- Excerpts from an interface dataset
******

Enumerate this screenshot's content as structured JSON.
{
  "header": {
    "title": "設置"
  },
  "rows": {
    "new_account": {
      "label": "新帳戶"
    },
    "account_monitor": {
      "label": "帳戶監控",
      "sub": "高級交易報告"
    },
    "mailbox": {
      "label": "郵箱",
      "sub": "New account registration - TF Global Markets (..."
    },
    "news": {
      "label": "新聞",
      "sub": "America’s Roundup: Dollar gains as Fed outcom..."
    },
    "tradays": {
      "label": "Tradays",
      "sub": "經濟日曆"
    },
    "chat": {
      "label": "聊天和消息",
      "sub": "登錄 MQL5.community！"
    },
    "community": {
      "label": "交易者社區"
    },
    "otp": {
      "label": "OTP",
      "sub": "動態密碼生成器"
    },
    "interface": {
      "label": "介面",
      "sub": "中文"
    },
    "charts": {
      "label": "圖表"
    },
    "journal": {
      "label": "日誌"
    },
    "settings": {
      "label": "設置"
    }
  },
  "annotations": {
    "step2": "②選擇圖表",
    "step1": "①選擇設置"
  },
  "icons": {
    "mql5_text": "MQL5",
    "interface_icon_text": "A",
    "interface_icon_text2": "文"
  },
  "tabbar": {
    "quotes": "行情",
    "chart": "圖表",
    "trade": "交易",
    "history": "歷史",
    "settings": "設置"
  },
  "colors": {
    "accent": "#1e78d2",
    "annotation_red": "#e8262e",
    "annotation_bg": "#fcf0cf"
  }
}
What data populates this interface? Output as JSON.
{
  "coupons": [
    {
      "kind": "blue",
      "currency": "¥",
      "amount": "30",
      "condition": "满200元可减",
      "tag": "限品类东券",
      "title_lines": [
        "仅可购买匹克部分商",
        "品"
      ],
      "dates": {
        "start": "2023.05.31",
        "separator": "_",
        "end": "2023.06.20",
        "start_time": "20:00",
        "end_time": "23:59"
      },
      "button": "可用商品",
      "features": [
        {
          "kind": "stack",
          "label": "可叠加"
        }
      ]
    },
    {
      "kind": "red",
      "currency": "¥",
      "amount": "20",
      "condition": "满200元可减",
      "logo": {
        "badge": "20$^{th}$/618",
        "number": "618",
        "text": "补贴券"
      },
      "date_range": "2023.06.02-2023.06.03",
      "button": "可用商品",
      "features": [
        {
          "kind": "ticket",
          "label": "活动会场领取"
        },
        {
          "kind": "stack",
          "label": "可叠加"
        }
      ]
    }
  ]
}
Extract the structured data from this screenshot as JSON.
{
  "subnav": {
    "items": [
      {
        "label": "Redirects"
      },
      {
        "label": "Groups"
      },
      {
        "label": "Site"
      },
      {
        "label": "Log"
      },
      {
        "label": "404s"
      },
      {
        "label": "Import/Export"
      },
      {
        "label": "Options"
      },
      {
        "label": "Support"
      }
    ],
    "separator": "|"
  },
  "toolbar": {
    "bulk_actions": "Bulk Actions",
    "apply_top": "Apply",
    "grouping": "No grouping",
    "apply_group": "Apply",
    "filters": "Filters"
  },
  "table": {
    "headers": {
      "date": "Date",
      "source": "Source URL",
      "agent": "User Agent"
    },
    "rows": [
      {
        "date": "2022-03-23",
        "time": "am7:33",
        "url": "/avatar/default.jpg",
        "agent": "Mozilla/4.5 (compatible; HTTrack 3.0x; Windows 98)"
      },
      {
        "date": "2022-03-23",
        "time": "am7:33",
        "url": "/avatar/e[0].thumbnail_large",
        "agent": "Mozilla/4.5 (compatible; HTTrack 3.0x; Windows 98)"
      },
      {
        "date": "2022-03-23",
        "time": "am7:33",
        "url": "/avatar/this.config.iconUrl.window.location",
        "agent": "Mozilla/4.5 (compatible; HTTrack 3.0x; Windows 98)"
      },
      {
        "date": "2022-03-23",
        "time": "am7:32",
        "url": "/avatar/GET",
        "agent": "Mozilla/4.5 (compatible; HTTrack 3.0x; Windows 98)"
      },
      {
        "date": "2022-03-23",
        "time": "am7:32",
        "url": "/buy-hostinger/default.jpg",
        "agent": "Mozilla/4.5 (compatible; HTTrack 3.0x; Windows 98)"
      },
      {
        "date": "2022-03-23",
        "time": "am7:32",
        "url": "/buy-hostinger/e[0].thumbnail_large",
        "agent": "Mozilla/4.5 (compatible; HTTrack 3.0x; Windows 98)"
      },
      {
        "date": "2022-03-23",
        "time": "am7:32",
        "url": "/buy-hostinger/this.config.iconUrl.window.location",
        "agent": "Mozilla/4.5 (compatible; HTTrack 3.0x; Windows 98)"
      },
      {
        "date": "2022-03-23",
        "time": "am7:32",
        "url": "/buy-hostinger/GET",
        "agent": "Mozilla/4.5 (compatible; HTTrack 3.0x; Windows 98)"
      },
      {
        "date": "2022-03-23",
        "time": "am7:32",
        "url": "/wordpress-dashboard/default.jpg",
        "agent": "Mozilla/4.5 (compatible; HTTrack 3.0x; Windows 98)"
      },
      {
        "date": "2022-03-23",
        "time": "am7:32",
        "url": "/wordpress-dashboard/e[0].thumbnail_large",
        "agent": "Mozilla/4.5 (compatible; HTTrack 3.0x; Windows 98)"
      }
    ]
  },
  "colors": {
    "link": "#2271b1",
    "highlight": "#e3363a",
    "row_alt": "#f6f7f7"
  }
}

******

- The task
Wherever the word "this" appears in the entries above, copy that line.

- Task output
Enumerate this screenshot's content as structured JSON.
What data populates this interface? Output as JSON.
Extract the structured data from this screenshot as JSON.
        "url": "/avatar/this.config.iconUrl.window.location",
        "url": "/buy-hostinger/this.config.iconUrl.window.location",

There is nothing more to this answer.